Your task -> The answer must consist of the records below, repeated exactly.
........
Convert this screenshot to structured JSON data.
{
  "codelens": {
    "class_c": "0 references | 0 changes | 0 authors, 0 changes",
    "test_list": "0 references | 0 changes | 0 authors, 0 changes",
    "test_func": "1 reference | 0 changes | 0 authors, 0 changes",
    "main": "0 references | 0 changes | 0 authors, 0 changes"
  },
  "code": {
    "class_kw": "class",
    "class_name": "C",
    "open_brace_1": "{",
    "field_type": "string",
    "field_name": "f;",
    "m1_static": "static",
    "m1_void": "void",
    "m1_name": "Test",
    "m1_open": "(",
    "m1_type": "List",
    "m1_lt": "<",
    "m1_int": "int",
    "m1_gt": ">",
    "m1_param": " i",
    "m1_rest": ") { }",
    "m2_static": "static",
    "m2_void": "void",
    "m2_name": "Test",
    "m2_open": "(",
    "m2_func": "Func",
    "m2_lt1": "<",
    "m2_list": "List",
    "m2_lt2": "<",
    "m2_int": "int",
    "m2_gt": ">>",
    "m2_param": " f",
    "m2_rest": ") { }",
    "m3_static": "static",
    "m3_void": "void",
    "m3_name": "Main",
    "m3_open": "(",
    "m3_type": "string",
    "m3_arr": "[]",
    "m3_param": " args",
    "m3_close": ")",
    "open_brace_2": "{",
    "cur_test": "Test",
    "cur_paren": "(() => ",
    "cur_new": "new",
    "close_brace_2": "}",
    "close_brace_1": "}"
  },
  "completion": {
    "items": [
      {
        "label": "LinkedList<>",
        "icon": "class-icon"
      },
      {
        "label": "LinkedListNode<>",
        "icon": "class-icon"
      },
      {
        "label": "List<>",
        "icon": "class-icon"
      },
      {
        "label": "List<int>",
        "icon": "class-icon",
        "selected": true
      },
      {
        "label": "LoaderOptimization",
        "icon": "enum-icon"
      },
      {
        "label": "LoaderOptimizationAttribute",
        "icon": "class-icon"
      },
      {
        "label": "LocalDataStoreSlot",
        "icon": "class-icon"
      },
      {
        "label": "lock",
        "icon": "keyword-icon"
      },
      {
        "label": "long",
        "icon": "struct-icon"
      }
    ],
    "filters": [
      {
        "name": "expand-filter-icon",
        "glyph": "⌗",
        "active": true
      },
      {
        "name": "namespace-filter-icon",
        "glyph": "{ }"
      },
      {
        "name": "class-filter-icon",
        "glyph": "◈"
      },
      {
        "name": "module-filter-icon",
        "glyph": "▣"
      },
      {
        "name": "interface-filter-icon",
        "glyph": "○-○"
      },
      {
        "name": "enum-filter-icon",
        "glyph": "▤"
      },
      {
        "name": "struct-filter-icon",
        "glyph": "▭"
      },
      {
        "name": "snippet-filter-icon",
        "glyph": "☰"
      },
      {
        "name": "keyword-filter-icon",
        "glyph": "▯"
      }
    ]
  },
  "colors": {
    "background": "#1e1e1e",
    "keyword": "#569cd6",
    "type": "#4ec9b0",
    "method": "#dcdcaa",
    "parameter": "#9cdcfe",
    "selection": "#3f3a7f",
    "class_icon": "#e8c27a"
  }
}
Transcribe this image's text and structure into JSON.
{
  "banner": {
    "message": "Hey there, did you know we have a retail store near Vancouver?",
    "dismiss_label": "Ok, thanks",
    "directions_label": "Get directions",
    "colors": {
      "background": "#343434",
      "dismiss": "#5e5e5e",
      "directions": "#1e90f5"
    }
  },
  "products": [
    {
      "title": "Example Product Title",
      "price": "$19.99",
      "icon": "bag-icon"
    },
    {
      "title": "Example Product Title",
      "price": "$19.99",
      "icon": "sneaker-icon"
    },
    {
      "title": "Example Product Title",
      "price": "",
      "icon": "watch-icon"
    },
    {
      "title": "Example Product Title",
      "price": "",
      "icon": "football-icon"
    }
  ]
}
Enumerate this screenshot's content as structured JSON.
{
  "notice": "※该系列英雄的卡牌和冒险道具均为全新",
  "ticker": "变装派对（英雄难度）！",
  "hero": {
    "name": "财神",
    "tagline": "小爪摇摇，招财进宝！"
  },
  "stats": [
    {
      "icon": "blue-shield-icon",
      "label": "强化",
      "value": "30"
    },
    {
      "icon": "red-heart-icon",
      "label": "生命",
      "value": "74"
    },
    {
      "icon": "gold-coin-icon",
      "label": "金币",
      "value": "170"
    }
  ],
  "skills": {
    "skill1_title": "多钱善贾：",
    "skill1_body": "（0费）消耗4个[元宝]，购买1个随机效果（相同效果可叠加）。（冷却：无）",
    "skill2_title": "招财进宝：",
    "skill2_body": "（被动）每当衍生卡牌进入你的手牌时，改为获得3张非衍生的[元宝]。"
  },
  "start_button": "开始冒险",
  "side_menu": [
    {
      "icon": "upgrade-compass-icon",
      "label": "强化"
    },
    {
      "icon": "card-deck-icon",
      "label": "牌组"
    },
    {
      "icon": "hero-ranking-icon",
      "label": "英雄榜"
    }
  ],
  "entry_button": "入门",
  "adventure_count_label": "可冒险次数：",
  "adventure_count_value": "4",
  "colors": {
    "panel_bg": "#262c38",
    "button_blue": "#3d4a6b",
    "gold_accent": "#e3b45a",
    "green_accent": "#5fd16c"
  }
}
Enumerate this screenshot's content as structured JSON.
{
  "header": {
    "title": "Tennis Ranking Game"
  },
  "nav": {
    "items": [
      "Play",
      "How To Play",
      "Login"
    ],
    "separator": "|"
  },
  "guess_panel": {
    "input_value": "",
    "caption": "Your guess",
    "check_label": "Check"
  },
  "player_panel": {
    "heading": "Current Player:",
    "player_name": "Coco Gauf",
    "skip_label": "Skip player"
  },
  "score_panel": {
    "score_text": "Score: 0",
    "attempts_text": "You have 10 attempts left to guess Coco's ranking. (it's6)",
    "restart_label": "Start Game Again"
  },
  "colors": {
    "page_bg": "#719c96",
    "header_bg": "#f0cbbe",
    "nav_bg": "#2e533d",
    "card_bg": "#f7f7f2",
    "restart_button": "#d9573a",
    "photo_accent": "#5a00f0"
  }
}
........
Problem solution ->
Convert this screenshot to structured JSON data.
{
  "codelens": {
    "class_c": "0 references | 0 changes | 0 authors, 0 changes",
    "test_list": "0 references | 0 changes | 0 authors, 0 changes",
    "test_func": "1 reference | 0 changes | 0 authors, 0 changes",
    "main": "0 references | 0 changes | 0 authors, 0 changes"
  },
  "code": {
    "class_kw": "class",
    "class_name": "C",
    "open_brace_1": "{",
    "field_type": "string",
    "field_name": "f;",
    "m1_static": "static",
    "m1_void": "void",
    "m1_name": "Test",
    "m1_open": "(",
    "m1_type": "List",
    "m1_lt": "<",
    "m1_int": "int",
    "m1_gt": ">",
    "m1_param": " i",
    "m1_rest": ") { }",
    "m2_static": "static",
    "m2_void": "void",
    "m2_name": "Test",
    "m2_open": "(",
    "m2_func": "Func",
    "m2_lt1": "<",
    "m2_list": "List",
    "m2_lt2": "<",
    "m2_int": "int",
    "m2_gt": ">>",
    "m2_param": " f",
    "m2_rest": ") { }",
    "m3_static": "static",
    "m3_void": "void",
    "m3_name": "Main",
    "m3_open": "(",
    "m3_type": "string",
    "m3_arr": "[]",
    "m3_param": " args",
    "m3_close": ")",
    "open_brace_2": "{",
    "cur_test": "Test",
    "cur_paren": "(() => ",
    "cur_new": "new",
    "close_brace_2": "}",
    "close_brace_1": "}"
  },
  "completion": {
    "items": [
      {
        "label": "LinkedList<>",
        "icon": "class-icon"
      },
      {
        "label": "LinkedListNode<>",
        "icon": "class-icon"
      },
      {
        "label": "List<>",
        "icon": "class-icon"
      },
      {
        "label": "List<int>",
        "icon": "class-icon",
        "selected": true
      },
      {
        "label": "LoaderOptimization",
        "icon": "enum-icon"
      },
      {
        "label": "LoaderOptimizationAttribute",
        "icon": "class-icon"
      },
      {
        "label": "LocalDataStoreSlot",
        "icon": "class-icon"
      },
      {
        "label": "lock",
        "icon": "keyword-icon"
      },
      {
        "label": "long",
        "icon": "struct-icon"
      }
    ],
    "filters": [
      {
        "name": "expand-filter-icon",
        "glyph": "⌗",
        "active": true
      },
      {
        "name": "namespace-filter-icon",
        "glyph": "{ }"
      },
      {
        "name": "class-filter-icon",
        "glyph": "◈"
      },
      {
        "name": "module-filter-icon",
        "glyph": "▣"
      },
      {
        "name": "interface-filter-icon",
        "glyph": "○-○"
      },
      {
        "name": "enum-filter-icon",
        "glyph": "▤"
      },
      {
        "name": "struct-filter-icon",
        "glyph": "▭"
      },
      {
        "name": "snippet-filter-icon",
        "glyph": "☰"
      },
      {
        "name": "keyword-filter-icon",
        "glyph": "▯"
      }
    ]
  },
  "colors": {
    "background": "#1e1e1e",
    "keyword": "#569cd6",
    "type": "#4ec9b0",
    "method": "#dcdcaa",
    "parameter": "#9cdcfe",
    "selection": "#3f3a7f",
    "class_icon": "#e8c27a"
  }
}
Transcribe this image's text and structure into JSON.
{
  "banner": {
    "message": "Hey there, did you know we have a retail store near Vancouver?",
    "dismiss_label": "Ok, thanks",
    "directions_label": "Get directions",
    "colors": {
      "background": "#343434",
      "dismiss": "#5e5e5e",
      "directions": "#1e90f5"
    }
  },
  "products": [
    {
      "title": "Example Product Title",
      "price": "$19.99",
      "icon": "bag-icon"
    },
    {
      "title": "Example Product Title",
      "price": "$19.99",
      "icon": "sneaker-icon"
    },
    {
      "title": "Example Product Title",
      "price": "",
      "icon": "watch-icon"
    },
    {
      "title": "Example Product Title",
      "price": "",
      "icon": "football-icon"
    }
  ]
}
Enumerate this screenshot's content as structured JSON.
{
  "notice": "※该系列英雄的卡牌和冒险道具均为全新",
  "ticker": "变装派对（英雄难度）！",
  "hero": {
    "name": "财神",
    "tagline": "小爪摇摇，招财进宝！"
  },
  "stats": [
    {
      "icon": "blue-shield-icon",
      "label": "强化",
      "value": "30"
    },
    {
      "icon": "red-heart-icon",
      "label": "生命",
      "value": "74"
    },
    {
      "icon": "gold-coin-icon",
      "label": "金币",
      "value": "170"
    }
  ],
  "skills": {
    "skill1_title": "多钱善贾：",
    "skill1_body": "（0费）消耗4个[元宝]，购买1个随机效果（相同效果可叠加）。（冷却：无）",
    "skill2_title": "招财进宝：",
    "skill2_body": "（被动）每当衍生卡牌进入你的手牌时，改为获得3张非衍生的[元宝]。"
  },
  "start_button": "开始冒险",
  "side_menu": [
    {
      "icon": "upgrade-compass-icon",
      "label": "强化"
    },
    {
      "icon": "card-deck-icon",
      "label": "牌组"
    },
    {
      "icon": "hero-ranking-icon",
      "label": "英雄榜"
    }
  ],
  "entry_button": "入门",
  "adventure_count_label": "可冒险次数：",
  "adventure_count_value": "4",
  "colors": {
    "panel_bg": "#262c38",
    "button_blue": "#3d4a6b",
    "gold_accent": "#e3b45a",
    "green_accent": "#5fd16c"
  }
}
Enumerate this screenshot's content as structured JSON.
{
  "header": {
    "title": "Tennis Ranking Game"
  },
  "nav": {
    "items": [
      "Play",
      "How To Play",
      "Login"
    ],
    "separator": "|"
  },
  "guess_panel": {
    "input_value": "",
    "caption": "Your guess",
    "check_label": "Check"
  },
  "player_panel": {
    "heading": "Current Player:",
    "player_name": "Coco Gauf",
    "skip_label": "Skip player"
  },
  "score_panel": {
    "score_text": "Score: 0",
    "attempts_text": "You have 10 attempts left to guess Coco's ranking. (it's6)",
    "restart_label": "Start Game Again"
  },
  "colors": {
    "page_bg": "#719c96",
    "header_bg": "#f0cbbe",
    "nav_bg": "#2e533d",
    "card_bg": "#f7f7f2",
    "restart_button": "#d9573a",
    "photo_accent": "#5a00f0"
  }
}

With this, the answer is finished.